With more than $8.6 billion in federal infrastructure spending about to flow into Massachusetts, some Black businesses leaders are criticizing rules that will make it more difficult for some bigger and more successful minority-owned businesses to land contracts.

Under current federal regulations, smaller minority and women-owned businesses have an advantage in getting infrastructure contracts, but bigger firms making more than $10 million a year are excluded in some cases from the preferential contracting program aimed at increasing the use of diverse contractors.

The Biden Administration’s $1 trillion infrastructure law, signed last month, will build roads and bridges, improve ports, rail transit and the power grid, replace lead pipes in public water supplies and expand broadband internet, among other things.

On transportation projects alone, the White House has set a goal of spending 10% of the $370 billion with small disadvantaged businesses – which includes firms owned by minorities, women and veterans. But the program is limited only to firms with low revenues.

It’s unknown how many "disadvantaged" businesses in Massachusetts would try to win contracts and sub-contracts on infrastructure projects in the coming decade.

Greg Janey, president of Boston-based Janey Construction Management, told GBH News that the federal law puts too much emphasis on the annual revenues of contractors and not enough on their race and ethnicity in determining which companies should get a leg up on contracts.

“The language needs to be more detailed about what portion of those funds will be allocated towards minority businesses and not necessarily a small business,” said Janey, who is Black. As currently drafted, the program is “a race-neutral threshold and not a race-conscious threshold.”

Racial diversity was central to a development plan devised by Massport several years ago that made Janey’s firm one of the lead construction companies to build the $550 million Omni Boston Hotel, which opened last September.

Critics say that Washington’s plan to steer billions of dollars in infrastructure spending to disadvantaged businesses will need to include bigger and more experienced minority-owned businesses, not just the small ones.

“This huge windfall of spending is about to happen. And these are businesses that have learned the system. They've been successful and know how to navigate the system. Those are your best bets for success,” said Glynn Lloyd, executive director of the Foundation for Business Equity in Boston.
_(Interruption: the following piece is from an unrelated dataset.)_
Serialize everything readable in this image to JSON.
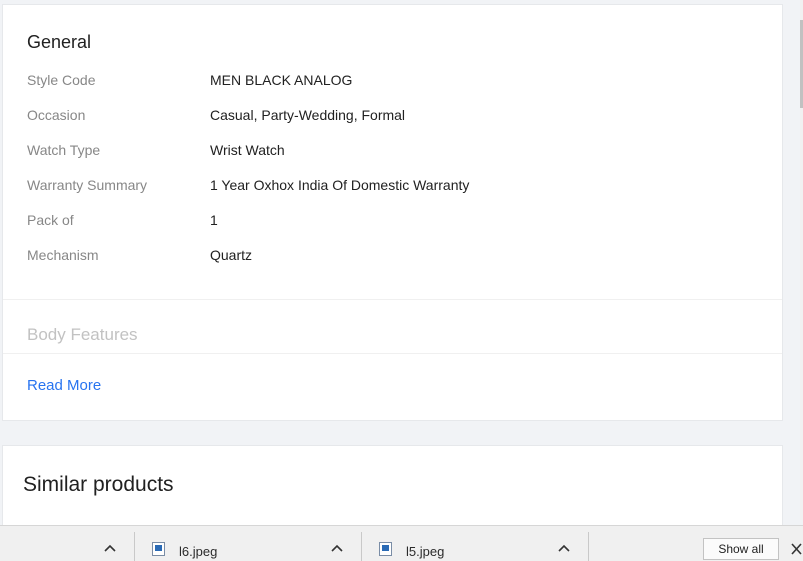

Lloyd also said that even when minority-owned companies become successful – with millions of dollars in revenue and hundreds of employees – they still face bias and discrimination.

“As a Black- or brown-owned business (it) doesn't stop,” he said. “It still exists.”

Minority business leaders outside Massachusetts are pressing members of Congress to change the regulations and lift the cap on annual revenues of minority and woman-owned businesses that would qualify under a preferential contracting program.

Harold Epps, the former commerce director for the city of Philadelphia, is part of that lobbying effort.

“We have a system that says, ‘If you are Black or brown, women, veteran-(owned) business, you have been disadvantaged over the history of the country. We want to help you with a foothold,’” said Epps. “But the minute you got something in place, you graduate out and have to go compete against a multigenerational, multibillion dollar company.”

Epps said members of Congress he’s reached are sympathetic but he’s unsure that will translate into a waiver of current regulations, imperiling the chances of meeting the Biden Administration’s target for spending infrastructure dollars with minority-owned businesses.

The very companies that have the capacity will be locked out and we’ll come nowhere near that number if we don't change these guidelines,” he said.

The U.S. Small Business Administration declined a request from GBH News to comment on the concerns raised by Epps and others.